TORONTO - The 16-foot reindeer at Tresa Ward's house on Josephine Street gets her a lot of comments near Christmas.
"People enjoy it," she said of the reindeer made for her and her daughter, Charlyn, by her late husband Charlie. "They ask us, 'Do you have it up yet?' I think some people in town look forward to it."
The impressive reindeer is made all the more poignant as it was her late husband's last woodworking project before dying of cancer on Oct. 18, 2012. But he didn't give up without a valiant fight, according to his wife.
A REMINDER OF CHARLIE — Tresa Ward stands next to the 16-foot reindeer constructed by her late husband, Charlie, for her and their daughter, Charlyn, on Josephine Street in Toronto. The reindeer has become a tribute to Charlie Ward, who created the reindeer while suffering from lung cancer. — Mark J. Miller
"He was positive he was going to beat that cancer," she said, adding he was diagnosed with lung cancer in 2009. "He was sure he was going to beat it. He grew up here in Toronto. Most people knew Charlie Ward."
Although he eventually succumbed to the disease, Charlie Ward did leave behind a legacy that he dedicated to his wife and child.
"He always used to get craft books in the mail," said Tresa, adding she and her daughter frequently asked him to make some of the crafts they would see in the books. "We saw that reindeer, and we thought it was unusual. I mean, how many people have a 16-foot reindeer?"
Things were looking up in the summer of 2010, as Charlie's treatments were working, and his cancer was in remission. That's when his woodworking hobby resumed, and he created the reindeer, said Tresa.
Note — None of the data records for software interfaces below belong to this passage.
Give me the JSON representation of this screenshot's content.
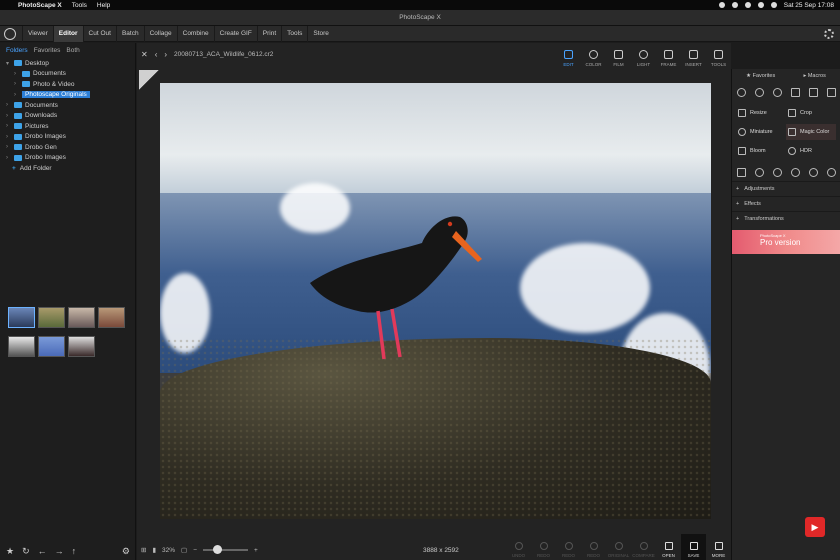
{
  "menubar": {
    "app_name": "PhotoScape X",
    "items": [
      "Tools",
      "Help"
    ],
    "clock": "Sat 25 Sep  17:08"
  },
  "window": {
    "title": "PhotoScape X"
  },
  "nav": {
    "tabs": [
      "Viewer",
      "Editor",
      "Cut Out",
      "Batch",
      "Collage",
      "Combine",
      "Create GIF",
      "Print",
      "Tools",
      "Store"
    ],
    "active": "Editor"
  },
  "left": {
    "tabs": [
      "Folders",
      "Favorites",
      "Both"
    ],
    "tree": [
      {
        "label": "Desktop",
        "indent": 0,
        "expanded": true
      },
      {
        "label": "Documents",
        "indent": 1
      },
      {
        "label": "Photo & Video",
        "indent": 1
      },
      {
        "label": "Photoscape Originals",
        "indent": 1,
        "selected": true
      },
      {
        "label": "Documents",
        "indent": 0
      },
      {
        "label": "Downloads",
        "indent": 0
      },
      {
        "label": "Pictures",
        "indent": 0
      },
      {
        "label": "Drobo Images",
        "indent": 0
      },
      {
        "label": "Drobo Gen",
        "indent": 0
      },
      {
        "label": "Drobo Images",
        "indent": 0
      }
    ],
    "add_folder": "Add Folder"
  },
  "center": {
    "filename": "20080713_ACA_Wildlife_0612.cr2",
    "zoom": "32%",
    "dimensions": "3888 x 2592",
    "edit_tools": [
      "EDIT",
      "COLOR",
      "FILM",
      "LIGHT",
      "FRAME",
      "INSERT",
      "TOOLS"
    ],
    "actions": [
      "UNDO",
      "REDO",
      "REDO",
      "REDO",
      "ORIGINAL",
      "COMPARE",
      "OPEN",
      "SAVE",
      "MORE"
    ]
  },
  "right": {
    "tabs": [
      "Favorites",
      "Macros"
    ],
    "tools": [
      "Resize",
      "Crop",
      "Miniature",
      "Magic Color",
      "Bloom",
      "HDR"
    ],
    "sections": [
      "Adjustments",
      "Effects",
      "Transformations"
    ],
    "promo": "Pro version",
    "promo_small": "PhotoScape X"
  },
  "colors": {
    "accent": "#4aa3ff",
    "selection": "#2d7fd6",
    "promo": "#e45b6f"
  }
}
"It took him from May to the beginning of September to finish this reindeer," she said. "He had to wear a mask because of the sawdust. It took him 10 sheets of plywood to make it."
The reindeer had another mate, but Charlie became too ill to finish it, she added.
"He got too sick before he could finish (the other reindeer)," said Tresa. "My daughter and I are going to make it this summer. We still have the patterns he made."
This is the third Christmas the spectacle has graced her yard, and the second year without Charlie to see it.
"This would be the third year we've had it up," she said. "We put it up the day before Thanksgiving."
Family members all come to help, and the first year Charlie was there as well.
"Charlie was there, and he would boss us around, but he was too sick to help," said Tresa.
The reindeer has attained a following of its own, and is a momento to the memory of her husband, she said.
"That's how I see it - as a tribute to him," she said, adding the couple were married 21 years. "It was something we asked him to do. We usually leave it up until the first day of February."